In this installment of “military divorce myths,” we’ll look at the belief that Federal law dictates how much of the Servicemember’s military retired pay a Former Spouse gets in divorce.  In other words, it doesn’t matter what State a military divorce occurs in.   The outcome always is the same.  False.

This misconception arises from a misunderstanding of the Uniform Services Former Spouse Protection Act (USFSPA), a significant piece of Federal law.  The USFSPA gives States permission to divide military retired pay according to State property laws — for the most part.  The USFSPA contains a very small set of Federal rules that preempt (i.e. override) State property law.  One significant Federal rule is that States can only divide “disposable retired pay.”  Another Federal rule is that “disability compensation” (whether received from the VA or for “Chapter 61” medical retirees) is excluded from “disposable retired pay.”  Overall, the point remains that there is no single rule set for dividing military retired pay that plays the same in all 50 States. 

In the end, where you get a military divorce matters — and how the few Federal rules that override State law play into your divorce matters too!  Speak with a qualified military divorce attorney for details.

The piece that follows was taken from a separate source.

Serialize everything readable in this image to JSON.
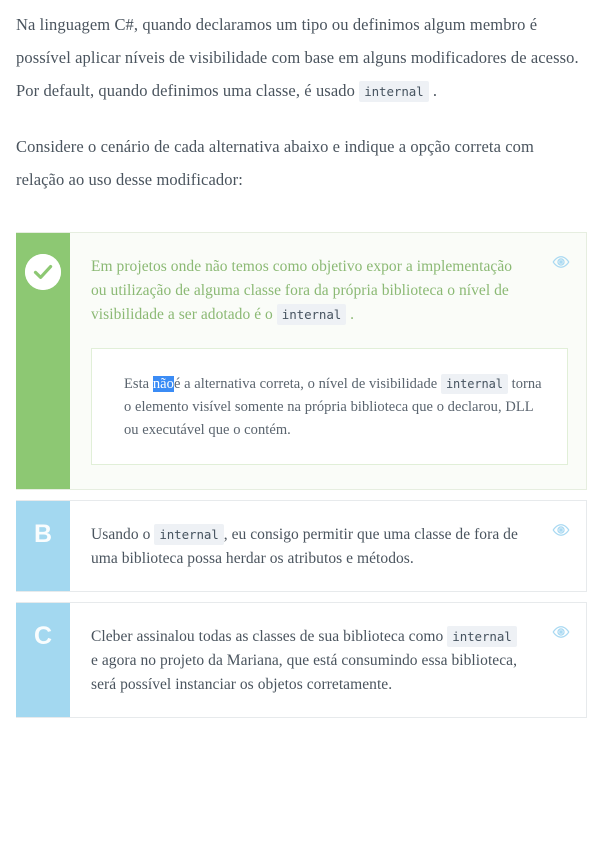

Author Jim Cramp is a retired active duty colonel and principal attorney at the Cramp Law Firm.  The Cramp Law Firm provides a spectrum of family-related legal services in the greater San Antonio Region.